Research Article

Exo-erythrocytic schizogony in Plasmodium gallinaceum Brumpt, 1935

S. P. Jamesa1 and P. Tatea1

a1 From the Molteno Institute, University of Cambridge

In Plasmodium gallinaceum, parasitic in domestic fowls, in addition to the schizogony in red blood corpuscles, schizogony also occurs in monocytes and cells of the reticulo-endothelial system. This schizogony in cells other than erythrocytes may be termed, for convenience, exo-erythrocytic schizogony.

Exo-erythrocytic schizonts are characterized by never having malarial pigment (as they live in cells devoid of haemoglobin), by growing to a large size and forming numerous merozoites, up to 50 or 60 or even more.

Exo-erythrocytic schizonts are not confined to leucocytes of the blood stream, but can also develop in fixed endothelial cells of organs such as the brain, lung, liver and spleen.
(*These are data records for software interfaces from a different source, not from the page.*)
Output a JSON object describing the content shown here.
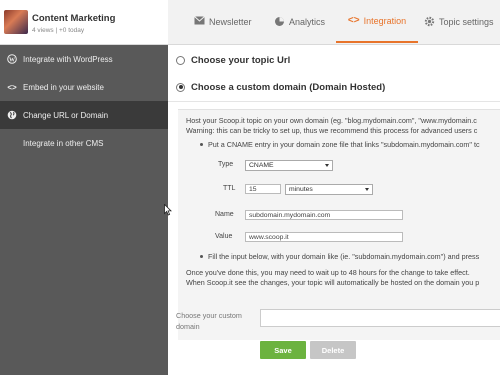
{
  "topic": {
    "title": "Content Marketing",
    "stats": "4 views | +0 today"
  },
  "tabs": [
    {
      "label": "Newsletter",
      "icon": "envelope-icon",
      "active": false
    },
    {
      "label": "Analytics",
      "icon": "pie-chart-icon",
      "active": false
    },
    {
      "label": "Integration",
      "icon": "code-icon",
      "active": true
    },
    {
      "label": "Topic settings",
      "icon": "gear-icon",
      "active": false
    }
  ],
  "sidebar": {
    "items": [
      {
        "label": "Integrate with WordPress",
        "icon": "wordpress-icon",
        "active": false
      },
      {
        "label": "Embed in your website",
        "icon": "code-icon",
        "active": false
      },
      {
        "label": "Change URL or Domain",
        "icon": "globe-icon",
        "active": true
      },
      {
        "label": "Integrate in other CMS",
        "icon": "",
        "active": false
      }
    ]
  },
  "options": {
    "topic_url_label": "Choose your topic Url",
    "custom_domain_label": "Choose a custom domain (Domain Hosted)",
    "selected": "custom_domain"
  },
  "instructions": {
    "line1": "Host your Scoop.it topic on your own domain (eg. \"blog.mydomain.com\", \"www.mydomain.c",
    "line2": "Warning: this can be tricky to set up, thus we recommend this process for advanced users c",
    "bullet1": "Put a CNAME entry in your domain zone file that links \"subdomain.mydomain.com\" tc",
    "bullet2": "Fill the input below, with your domain like (ie. \"subdomain.mydomain.com\") and press",
    "after1": "Once you've done this, you may need to wait up to 48 hours for the change to take effect.",
    "after2": "When Scoop.it see the changes, your topic will automatically be hosted on the domain you p"
  },
  "cname_form": {
    "type_label": "Type",
    "type_value": "CNAME",
    "ttl_label": "TTL",
    "ttl_value": "15",
    "ttl_unit": "minutes",
    "name_label": "Name",
    "name_value": "subdomain.mydomain.com",
    "value_label": "Value",
    "value_value": "www.scoop.it"
  },
  "custom_domain": {
    "label": "Choose your custom domain",
    "value": ""
  },
  "buttons": {
    "save": "Save",
    "delete": "Delete"
  },
  "colors": {
    "accent": "#e8742b",
    "sidebar_bg": "#595959",
    "sidebar_active": "#3a3a3a",
    "save_green": "#6cb33f",
    "delete_gray": "#c6c6c6"
  }
}
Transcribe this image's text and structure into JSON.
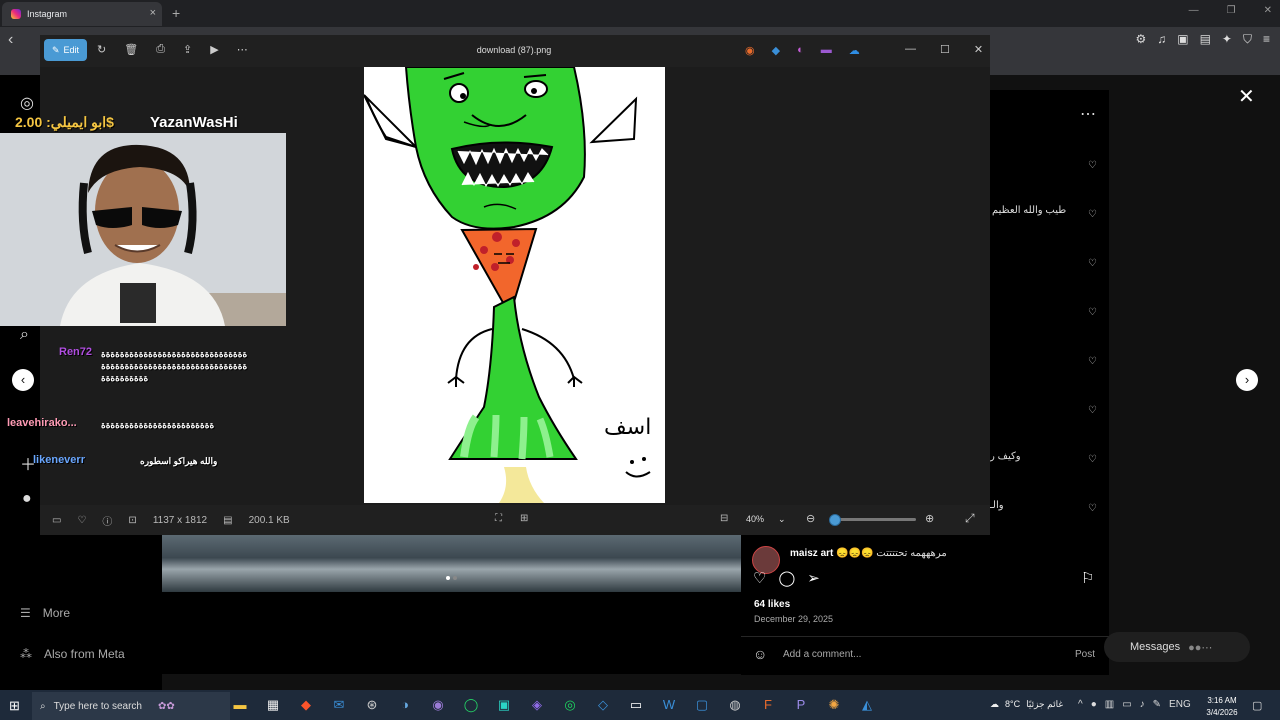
{
  "browser": {
    "tab_title": "Instagram",
    "tab_close": "×",
    "new_tab": "+",
    "win_min": "—",
    "win_max": "❐",
    "win_close": "✕"
  },
  "instagram": {
    "more_label": "More",
    "meta_label": "Also from Meta",
    "comments": [
      {
        "text": "طيب والله العظيم"
      },
      {
        "text": "وكيف ر"
      },
      {
        "text": "والـ"
      }
    ],
    "comment_user": "maisz art",
    "comment_text": "😞😞😞 مرهههمه تحتتتتت",
    "likes": "64 likes",
    "date": "December 29, 2025",
    "add_comment_placeholder": "Add a comment...",
    "post_label": "Post",
    "messages_label": "Messages"
  },
  "viewer": {
    "edit_label": "Edit",
    "title": "download (87).png",
    "dimensions": "1137 x 1812",
    "filesize": "200.1 KB",
    "zoom": "40%",
    "zoom_fraction": 0.05
  },
  "stream": {
    "donor_text": "ابو ايميلي: 2.00$",
    "streamer_name": "YazanWasHi",
    "chat": [
      {
        "name": "Ren72",
        "color": "#b04ee0",
        "msg": "ةةةةةةةةةةةةةةةةةةةةةةةةةةةةةةةةةةةةةةةةةةةةةةةةةةةةةةةةةةةةةةةةةةةةةةةة"
      },
      {
        "name": "leavehirako...",
        "color": "#ff9bb5",
        "msg": "ةةةةةةةةةةةةةةةةةةةةةةةة"
      },
      {
        "name": "likeneverr",
        "color": "#6aa7ff",
        "msg": "والله هيراكو اسطوره"
      }
    ]
  },
  "taskbar": {
    "search_placeholder": "Type here to search",
    "weather": "8°C",
    "weather_text": "غائم جزئيًا",
    "lang": "ENG",
    "time": "3:16 AM",
    "date": "3/4/2026"
  },
  "drawing": {
    "signature": "اسف"
  }
}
The brain is an especially important focus of development and, after sporozoite infection, it is the first organ in which exo-erythrocytic schizonts develop. These schizonts may be found in capillaries of the brain as soon as parasitized erythrocytes are present in the peripheral circulation, but as yet they have not been found before parasites-are present in the peripheral blood.

In the brain rows of schizonts may develop and ultimately occlude most of the capillaries in the brain. This blockage of capillaries results in symptoms of general paralysis in the infected birds and death follows in a few days; and it frequently occurs in birds which apparently have been cured of the peripheral infection by treatment with quinine.

The exo-erythrocytic stages of P. gallinaceum occur in birds which have been inoculated with blood or with sporozoites.

During growth, the body of the schizont breaks up into a number of masses or cytomeres, on the periphery of which the merozoites are developed on regularly arranged rows of digitiform processes. A mass of chromatin migrates to the distal end of each process and is cut off to form a merozoite.

The mature schizont consists of a mass of irregular merozoites enclosed in a sac-like membrane which may be the remains of the host cell. The merozoites are composed almost entirely of chromatin and when they are fully developed practically no cytoplasm of the schizont remains.